Ensuring choice: A mechanism to control non-government school fees
September 08, 2022
Over the last decade, fees at independent schools have risen by over 50% nationwide, 54% in major cities, and in some instances up to 80%—far outstripping both inflation and wage growth, and creating an affordability crisis for families across Australia. The lack of transparency around non-government school expenditure presently means that funds raised from school fees are often used on significant expenses that neither parents nor government are aware of. This feeds into the uncontrolled year-on-year fee increases.
The taxpayer spends $18 billion per year on funding private schools under the guise of providing ‘educational choice’ to families. But this justification becomes indefensible when that choice is removed unless families take on credit card debt or remortgage their homes to pay for school.
– Blueprint CEO David Cross.
The non-government school sector is not a free market. These schools are not ‘private’ in the truest sense of the word. Any entity that receives such vast quantities of public funds has a responsibility to publicly demonstrate it provides benefit to a broad subsection of society.
Our analysis finds:
- Independent school fees rose by 50% nationwide over the decade ending in 2020, exceeding both inflation (22%) and wage growth (29%).
- In Sydney and Melbourne, independent school fees increased by 54% from 2010–2019/20.
- Independent schools are maintaining their enrolment share versus the government and Catholic systems because parents are putting themselves under increasing financial strain to pay for fees.
- One in three parents (32%) with children at non-government schools have resorted to taking on credit card debt, redrawing the mortgage on their home, turning to extended family for help, or seeking loans elsewhere in order to close the gap between stagnating wages and escalating fees.
- Fifteen percent of families are using credit cards in particular to pay for school fees.
- Flush with cash, independent schools are increasingly focused on spending money raised from school fees on projects with no educational purpose, such as superfluous capital works, sporting equipment, and overseas travel.
- There has been a disproportionate increase in executive salaries at independent schools—with some principals at large, capital-city schools now earning well over $600,000.
In the interest of preserving educational choice, this Blueprint short paper proposes a transparency mechanism to ensure that non-government schools are fiscally responsible, and justify their fee increases to the public (and to parents) in order to receive continued public funding.
To put downward pressure on fee increases and stop exorbitant spending, Blueprint proposes the creation of a statutorily independent ‘Non-government School Transparency Advisory Committee’ by each state government. If schools wish to raise their fees beyond Blueprint’s proposed ‘affordability marker’ (10% above the cumulative rise in WPI or CPI (whichever is greater), indexed to 2010), they must apply to their relevant Committee and justify their proposed fee increases in order to continue to receive public funding.
The very existence of these Committees would result in extensive self regulation.
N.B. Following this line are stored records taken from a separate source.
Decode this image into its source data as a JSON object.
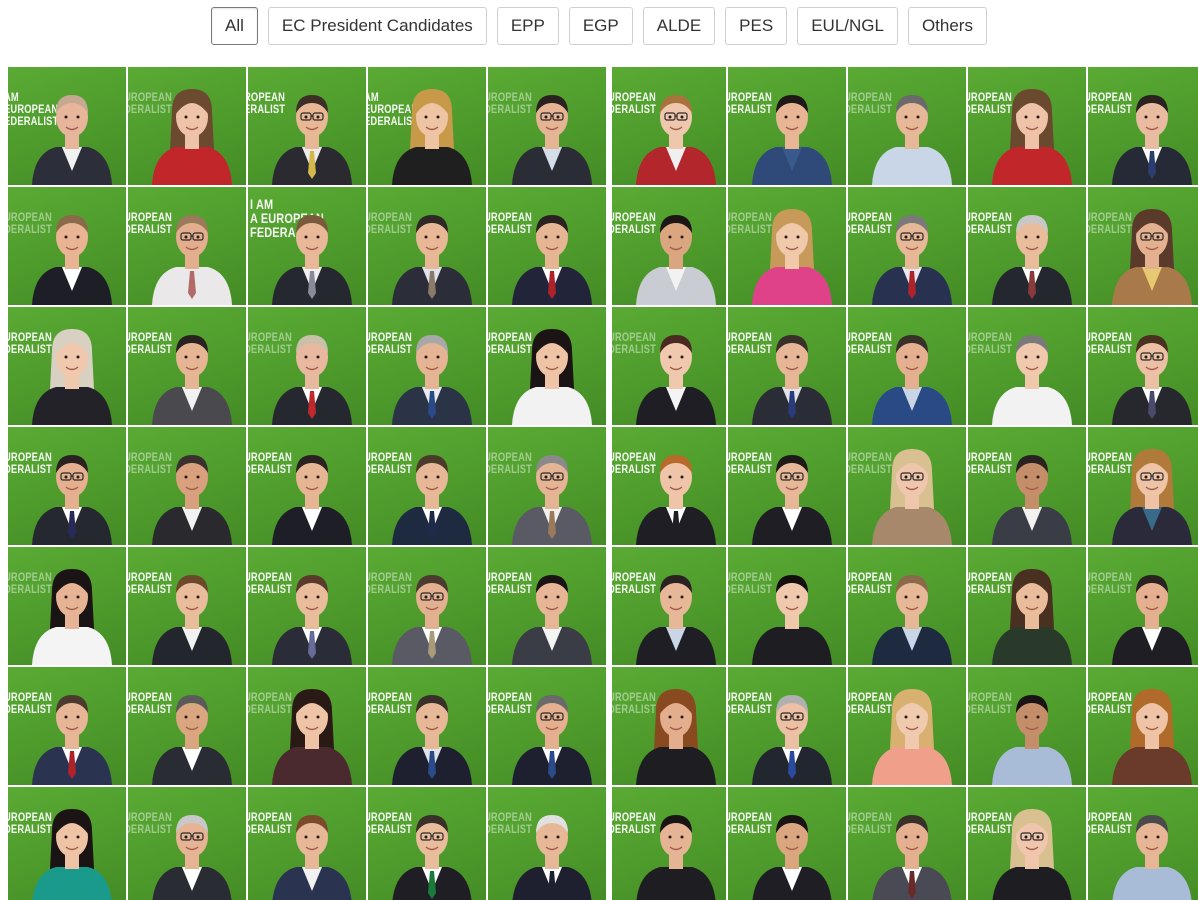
{
  "filters": [
    {
      "label": "All",
      "active": true
    },
    {
      "label": "EC President Candidates",
      "active": false
    },
    {
      "label": "EPP",
      "active": false
    },
    {
      "label": "EGP",
      "active": false
    },
    {
      "label": "ALDE",
      "active": false
    },
    {
      "label": "PES",
      "active": false
    },
    {
      "label": "EUL/NGL",
      "active": false
    },
    {
      "label": "Others",
      "active": false
    }
  ],
  "tile_text_variants": {
    "full": "I AM\nA EUROPEAN\nFEDERALIST",
    "am": "AM\nEUROPEAN\nEDERALIST",
    "cropped": "UROPEAN\nDERALIST",
    "cropped_more": "ROPEAN\nERALIST"
  },
  "colors": {
    "tile_green": "#4e9b2c",
    "skin": "#e6b89a",
    "hair_dark": "#2b2220",
    "suit": "#2e3240"
  },
  "grid": {
    "rows": [
      [
        {
          "text": "am",
          "skin": "#e7b59c",
          "hair": "#c7a890",
          "suit": "#2c2f3a",
          "shirt": "#f2f2f2",
          "tie": null,
          "glasses": false,
          "long_hair": false
        },
        {
          "text": "cropped",
          "skin": "#efc3a8",
          "hair": "#6b4a30",
          "suit": "#c1262b",
          "shirt": "#c1262b",
          "tie": null,
          "glasses": false,
          "long_hair": true
        },
        {
          "text": "cropped_more",
          "skin": "#e8b896",
          "hair": "#3b2f28",
          "suit": "#2a2a30",
          "shirt": "#ececec",
          "tie": "#d4b84a",
          "glasses": true,
          "long_hair": false
        },
        {
          "text": "am",
          "skin": "#efc4a3",
          "hair": "#c79a4a",
          "suit": "#1f1f1f",
          "shirt": "#1f1f1f",
          "tie": null,
          "glasses": false,
          "long_hair": true
        },
        {
          "text": "cropped",
          "skin": "#e4b494",
          "hair": "#2a2220",
          "suit": "#2a2c36",
          "shirt": "#d5dde8",
          "tie": null,
          "glasses": true,
          "long_hair": false
        },
        {
          "text": "cropped",
          "skin": "#efc7ad",
          "hair": "#a8743e",
          "suit": "#b3262b",
          "shirt": "#f0f0f0",
          "tie": null,
          "glasses": true,
          "long_hair": false
        },
        {
          "text": "cropped",
          "skin": "#e8b694",
          "hair": "#1f1a18",
          "suit": "#2f4a78",
          "shirt": "#3a5a8c",
          "tie": null,
          "glasses": false,
          "long_hair": false
        },
        {
          "text": "cropped",
          "skin": "#e7b898",
          "hair": "#6a6a6a",
          "suit": "#c9d6e8",
          "shirt": "#c9d6e8",
          "tie": null,
          "glasses": false,
          "long_hair": false
        },
        {
          "text": "cropped",
          "skin": "#efc3a8",
          "hair": "#6a4a2e",
          "suit": "#c1262b",
          "shirt": "#c1262b",
          "tie": null,
          "glasses": false,
          "long_hair": true
        },
        {
          "text": "cropped",
          "skin": "#e9bba0",
          "hair": "#2a2220",
          "suit": "#262a36",
          "shirt": "#ffffff",
          "tie": "#2c3e70",
          "glasses": false,
          "long_hair": false
        }
      ],
      [
        {
          "text": "cropped",
          "skin": "#e8b494",
          "hair": "#8a6a4a",
          "suit": "#1e1f26",
          "shirt": "#ffffff",
          "tie": null,
          "glasses": false,
          "long_hair": false
        },
        {
          "text": "cropped",
          "skin": "#e3ae8e",
          "hair": "#9a7a5a",
          "suit": "#eae8e8",
          "shirt": "#eae8e8",
          "tie": "#b36a6a",
          "glasses": true,
          "long_hair": false
        },
        {
          "text": "full",
          "skin": "#e8b898",
          "hair": "#7a5a3a",
          "suit": "#262830",
          "shirt": "#f0f0f0",
          "tie": "#8a8a9a",
          "glasses": false,
          "long_hair": false
        },
        {
          "text": "cropped",
          "skin": "#e7b796",
          "hair": "#2e2826",
          "suit": "#2b2d38",
          "shirt": "#dfe4ec",
          "tie": "#8a7a6a",
          "glasses": false,
          "long_hair": false
        },
        {
          "text": "cropped",
          "skin": "#e6b594",
          "hair": "#2a2220",
          "suit": "#22253a",
          "shirt": "#ffffff",
          "tie": "#b0222a",
          "glasses": false,
          "long_hair": false
        },
        {
          "text": "cropped",
          "skin": "#d9a680",
          "hair": "#1c1614",
          "suit": "#c9ccd2",
          "shirt": "#f2f2f2",
          "tie": null,
          "glasses": false,
          "long_hair": false
        },
        {
          "text": "cropped",
          "skin": "#f0c8aa",
          "hair": "#c89a5a",
          "suit": "#e0428a",
          "shirt": "#e0428a",
          "tie": null,
          "glasses": false,
          "long_hair": true
        },
        {
          "text": "cropped",
          "skin": "#e7b898",
          "hair": "#7a7a7a",
          "suit": "#283250",
          "shirt": "#e8e8f0",
          "tie": "#b0222a",
          "glasses": true,
          "long_hair": false
        },
        {
          "text": "cropped",
          "skin": "#e9bc9c",
          "hair": "#c8c8c8",
          "suit": "#25272e",
          "shirt": "#ffffff",
          "tie": "#8a3a3a",
          "glasses": false,
          "long_hair": false
        },
        {
          "text": "cropped",
          "skin": "#e3b090",
          "hair": "#5a3a2a",
          "suit": "#a87a4a",
          "shirt": "#e8c870",
          "tie": null,
          "glasses": true,
          "long_hair": true
        }
      ],
      [
        {
          "text": "cropped",
          "skin": "#efc8ae",
          "hair": "#d8d0c0",
          "suit": "#222228",
          "shirt": "#222228",
          "tie": null,
          "glasses": false,
          "long_hair": true
        },
        {
          "text": "cropped",
          "skin": "#e5b594",
          "hair": "#2a2220",
          "suit": "#4a4a4e",
          "shirt": "#f2f2f2",
          "tie": null,
          "glasses": false,
          "long_hair": false
        },
        {
          "text": "cropped",
          "skin": "#e9b8a0",
          "hair": "#c8c0a8",
          "suit": "#262830",
          "shirt": "#ffffff",
          "tie": "#c0282e",
          "glasses": false,
          "long_hair": false
        },
        {
          "text": "cropped",
          "skin": "#e5b494",
          "hair": "#a8a8a8",
          "suit": "#2a3446",
          "shirt": "#e8ecf2",
          "tie": "#2a4a8a",
          "glasses": false,
          "long_hair": false
        },
        {
          "text": "cropped",
          "skin": "#efc4a6",
          "hair": "#1a1414",
          "suit": "#f2f2f2",
          "shirt": "#f2f2f2",
          "tie": null,
          "glasses": false,
          "long_hair": true
        },
        {
          "text": "cropped",
          "skin": "#efc8ae",
          "hair": "#4a2a20",
          "suit": "#1e1e24",
          "shirt": "#f4f4f4",
          "tie": null,
          "glasses": false,
          "long_hair": false
        },
        {
          "text": "cropped",
          "skin": "#e6b696",
          "hair": "#3a302a",
          "suit": "#2a2c36",
          "shirt": "#dfe4ec",
          "tie": "#2a3a7a",
          "glasses": false,
          "long_hair": false
        },
        {
          "text": "cropped",
          "skin": "#e4b090",
          "hair": "#3a302a",
          "suit": "#2a4a86",
          "shirt": "#c9d6e8",
          "tie": null,
          "glasses": false,
          "long_hair": false
        },
        {
          "text": "cropped",
          "skin": "#efc8ae",
          "hair": "#7a7a7a",
          "suit": "#f2f2f2",
          "shirt": "#f2f2f2",
          "tie": null,
          "glasses": false,
          "long_hair": false
        },
        {
          "text": "cropped",
          "skin": "#ecc0a4",
          "hair": "#4a3020",
          "suit": "#26282e",
          "shirt": "#ffffff",
          "tie": "#4a4a6a",
          "glasses": true,
          "long_hair": false
        }
      ],
      [
        {
          "text": "cropped",
          "skin": "#e4b090",
          "hair": "#2a2220",
          "suit": "#262830",
          "shirt": "#ffffff",
          "tie": "#2a2a5a",
          "glasses": true,
          "long_hair": false
        },
        {
          "text": "cropped",
          "skin": "#d9a07e",
          "hair": "#3a3030",
          "suit": "#2a2a2e",
          "shirt": "#f2f2f2",
          "tie": null,
          "glasses": false,
          "long_hair": false
        },
        {
          "text": "cropped",
          "skin": "#e6b594",
          "hair": "#2a2220",
          "suit": "#1e1f26",
          "shirt": "#ffffff",
          "tie": null,
          "glasses": false,
          "long_hair": false
        },
        {
          "text": "cropped",
          "skin": "#e7b898",
          "hair": "#4a3a2a",
          "suit": "#1e2a40",
          "shirt": "#ffffff",
          "tie": "#1e2a4a",
          "glasses": false,
          "long_hair": false
        },
        {
          "text": "cropped",
          "skin": "#e5b494",
          "hair": "#8a8a8a",
          "suit": "#5a5a64",
          "shirt": "#f0f0f0",
          "tie": "#9a7a5a",
          "glasses": true,
          "long_hair": false
        },
        {
          "text": "cropped",
          "skin": "#efc4a8",
          "hair": "#b86a2a",
          "suit": "#1e1e24",
          "shirt": "#ffffff",
          "tie": "#1e1e24",
          "glasses": false,
          "long_hair": false
        },
        {
          "text": "cropped",
          "skin": "#e7b898",
          "hair": "#1e1a18",
          "suit": "#1e1e24",
          "shirt": "#ffffff",
          "tie": null,
          "glasses": true,
          "long_hair": false
        },
        {
          "text": "cropped",
          "skin": "#efc6ac",
          "hair": "#d8c090",
          "suit": "#a8886a",
          "shirt": "#a8886a",
          "tie": null,
          "glasses": true,
          "long_hair": true
        },
        {
          "text": "cropped",
          "skin": "#c48e6a",
          "hair": "#2a2220",
          "suit": "#3a3c46",
          "shirt": "#f2f2f2",
          "tie": null,
          "glasses": false,
          "long_hair": false
        },
        {
          "text": "cropped",
          "skin": "#efc4a6",
          "hair": "#b07a3a",
          "suit": "#2a2a3a",
          "shirt": "#3a6a8a",
          "tie": null,
          "glasses": true,
          "long_hair": true
        }
      ],
      [
        {
          "text": "cropped",
          "skin": "#e6b494",
          "hair": "#1a1414",
          "suit": "#f4f4f4",
          "shirt": "#f4f4f4",
          "tie": null,
          "glasses": false,
          "long_hair": true
        },
        {
          "text": "cropped",
          "skin": "#e9bc9c",
          "hair": "#6a4a2a",
          "suit": "#24262e",
          "shirt": "#f2f2f2",
          "tie": null,
          "glasses": false,
          "long_hair": false
        },
        {
          "text": "cropped",
          "skin": "#e9bc9c",
          "hair": "#5a3a2a",
          "suit": "#2a2c38",
          "shirt": "#ffffff",
          "tie": "#6a6a9a",
          "glasses": false,
          "long_hair": false
        },
        {
          "text": "cropped",
          "skin": "#e3b090",
          "hair": "#4a3a30",
          "suit": "#5a5a64",
          "shirt": "#ffffff",
          "tie": "#a89a7a",
          "glasses": true,
          "long_hair": false
        },
        {
          "text": "cropped",
          "skin": "#e6b696",
          "hair": "#1a1414",
          "suit": "#3a3c46",
          "shirt": "#f4f4f4",
          "tie": null,
          "glasses": false,
          "long_hair": false
        },
        {
          "text": "cropped",
          "skin": "#e7b898",
          "hair": "#2a2220",
          "suit": "#1e1e24",
          "shirt": "#c9d6e8",
          "tie": null,
          "glasses": false,
          "long_hair": false
        },
        {
          "text": "cropped",
          "skin": "#efc8ae",
          "hair": "#141010",
          "suit": "#1e1e22",
          "shirt": "#1e1e22",
          "tie": null,
          "glasses": false,
          "long_hair": false
        },
        {
          "text": "cropped",
          "skin": "#e7b898",
          "hair": "#8a6a4a",
          "suit": "#1e2a40",
          "shirt": "#c9d6e8",
          "tie": null,
          "glasses": false,
          "long_hair": false
        },
        {
          "text": "cropped",
          "skin": "#e9bc9c",
          "hair": "#4a3020",
          "suit": "#2a3a2a",
          "shirt": "#2a3a2a",
          "tie": null,
          "glasses": false,
          "long_hair": true
        },
        {
          "text": "cropped",
          "skin": "#e4b090",
          "hair": "#2a2220",
          "suit": "#1e1e24",
          "shirt": "#ffffff",
          "tie": null,
          "glasses": false,
          "long_hair": false
        }
      ],
      [
        {
          "text": "cropped",
          "skin": "#e6b696",
          "hair": "#4a3a30",
          "suit": "#2a3450",
          "shirt": "#ffffff",
          "tie": "#b0222a",
          "glasses": false,
          "long_hair": false
        },
        {
          "text": "cropped",
          "skin": "#d9a680",
          "hair": "#5a5a5a",
          "suit": "#2a2c34",
          "shirt": "#ffffff",
          "tie": null,
          "glasses": false,
          "long_hair": false
        },
        {
          "text": "cropped",
          "skin": "#efc4a6",
          "hair": "#2a1a16",
          "suit": "#4a2a2e",
          "shirt": "#4a2a2e",
          "tie": null,
          "glasses": false,
          "long_hair": true
        },
        {
          "text": "cropped",
          "skin": "#e7b898",
          "hair": "#3a302a",
          "suit": "#1e2030",
          "shirt": "#dfe4ec",
          "tie": "#2a4a8a",
          "glasses": false,
          "long_hair": false
        },
        {
          "text": "cropped",
          "skin": "#e4b090",
          "hair": "#6a6a6a",
          "suit": "#1e2030",
          "shirt": "#ffffff",
          "tie": "#2a4a8a",
          "glasses": true,
          "long_hair": false
        },
        {
          "text": "cropped",
          "skin": "#e3ae8e",
          "hair": "#8a4a20",
          "suit": "#1e1e22",
          "shirt": "#1e1e22",
          "tie": null,
          "glasses": false,
          "long_hair": true
        },
        {
          "text": "cropped",
          "skin": "#ecc0a4",
          "hair": "#b0b0b0",
          "suit": "#22262e",
          "shirt": "#ffffff",
          "tie": "#2a4aa0",
          "glasses": true,
          "long_hair": false
        },
        {
          "text": "cropped",
          "skin": "#f0caae",
          "hair": "#d8b070",
          "suit": "#f0a08a",
          "shirt": "#f0a08a",
          "tie": null,
          "glasses": false,
          "long_hair": true
        },
        {
          "text": "cropped",
          "skin": "#c48e6a",
          "hair": "#1a1414",
          "suit": "#a8bcd8",
          "shirt": "#a8bcd8",
          "tie": null,
          "glasses": false,
          "long_hair": false
        },
        {
          "text": "cropped",
          "skin": "#efc4a6",
          "hair": "#b06a2a",
          "suit": "#6a3a2a",
          "shirt": "#6a3a2a",
          "tie": null,
          "glasses": false,
          "long_hair": true
        }
      ],
      [
        {
          "text": "cropped",
          "skin": "#efc4a6",
          "hair": "#1a1414",
          "suit": "#1a9a8a",
          "shirt": "#1a9a8a",
          "tie": null,
          "glasses": false,
          "long_hair": true
        },
        {
          "text": "cropped",
          "skin": "#e6b494",
          "hair": "#c8c8c8",
          "suit": "#2a2c34",
          "shirt": "#ffffff",
          "tie": null,
          "glasses": true,
          "long_hair": false
        },
        {
          "text": "cropped",
          "skin": "#e7b898",
          "hair": "#7a4a2a",
          "suit": "#2a3450",
          "shirt": "#f2f2f2",
          "tie": null,
          "glasses": false,
          "long_hair": false
        },
        {
          "text": "cropped",
          "skin": "#e9bc9c",
          "hair": "#3a302a",
          "suit": "#1e1e24",
          "shirt": "#ffffff",
          "tie": "#1a7a3a",
          "glasses": true,
          "long_hair": false
        },
        {
          "text": "cropped",
          "skin": "#e7b898",
          "hair": "#e0e0e0",
          "suit": "#1e2030",
          "shirt": "#ffffff",
          "tie": "#1e2030",
          "glasses": false,
          "long_hair": false
        },
        {
          "text": "cropped",
          "skin": "#e5b494",
          "hair": "#1a1414",
          "suit": "#1e1e22",
          "shirt": "#1e1e22",
          "tie": null,
          "glasses": false,
          "long_hair": false
        },
        {
          "text": "cropped",
          "skin": "#d9a680",
          "hair": "#1a1414",
          "suit": "#1e1e24",
          "shirt": "#ffffff",
          "tie": null,
          "glasses": false,
          "long_hair": false
        },
        {
          "text": "cropped",
          "skin": "#e4b090",
          "hair": "#3a302a",
          "suit": "#4a4a54",
          "shirt": "#ffffff",
          "tie": "#6a2a2a",
          "glasses": false,
          "long_hair": false
        },
        {
          "text": "cropped",
          "skin": "#efc6ac",
          "hair": "#d8c090",
          "suit": "#1e1e22",
          "shirt": "#1e1e22",
          "tie": null,
          "glasses": true,
          "long_hair": true
        },
        {
          "text": "cropped",
          "skin": "#e6b696",
          "hair": "#4a4a4a",
          "suit": "#a8bcd8",
          "shirt": "#a8bcd8",
          "tie": null,
          "glasses": false,
          "long_hair": false
        }
      ]
    ]
  }
}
Non-government schools will be more reluctant to spend money earned from fees on superfluous capital works, exorbitant executive salaries, travel, and luxury items if they know they have to publicly defend said expenses to the Committee and fee-paying parents.
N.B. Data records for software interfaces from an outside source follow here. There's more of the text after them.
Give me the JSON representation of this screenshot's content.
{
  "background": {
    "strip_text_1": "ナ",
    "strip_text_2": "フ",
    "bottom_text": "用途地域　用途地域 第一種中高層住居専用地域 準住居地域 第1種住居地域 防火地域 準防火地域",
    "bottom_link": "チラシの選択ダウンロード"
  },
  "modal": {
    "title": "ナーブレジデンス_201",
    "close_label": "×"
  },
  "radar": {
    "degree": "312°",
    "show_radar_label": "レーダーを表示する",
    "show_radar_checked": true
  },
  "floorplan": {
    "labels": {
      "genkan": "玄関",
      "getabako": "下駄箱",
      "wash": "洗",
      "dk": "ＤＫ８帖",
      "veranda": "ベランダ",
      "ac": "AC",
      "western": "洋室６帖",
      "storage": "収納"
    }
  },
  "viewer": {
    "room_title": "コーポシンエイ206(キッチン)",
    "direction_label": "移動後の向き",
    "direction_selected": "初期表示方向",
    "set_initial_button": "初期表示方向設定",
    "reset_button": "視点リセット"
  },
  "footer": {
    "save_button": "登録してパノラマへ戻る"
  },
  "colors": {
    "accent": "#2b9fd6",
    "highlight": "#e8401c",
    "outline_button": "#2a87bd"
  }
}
This report is the first of our 'short papers' designed to spur public policy debate by proposing policies and reform ideas.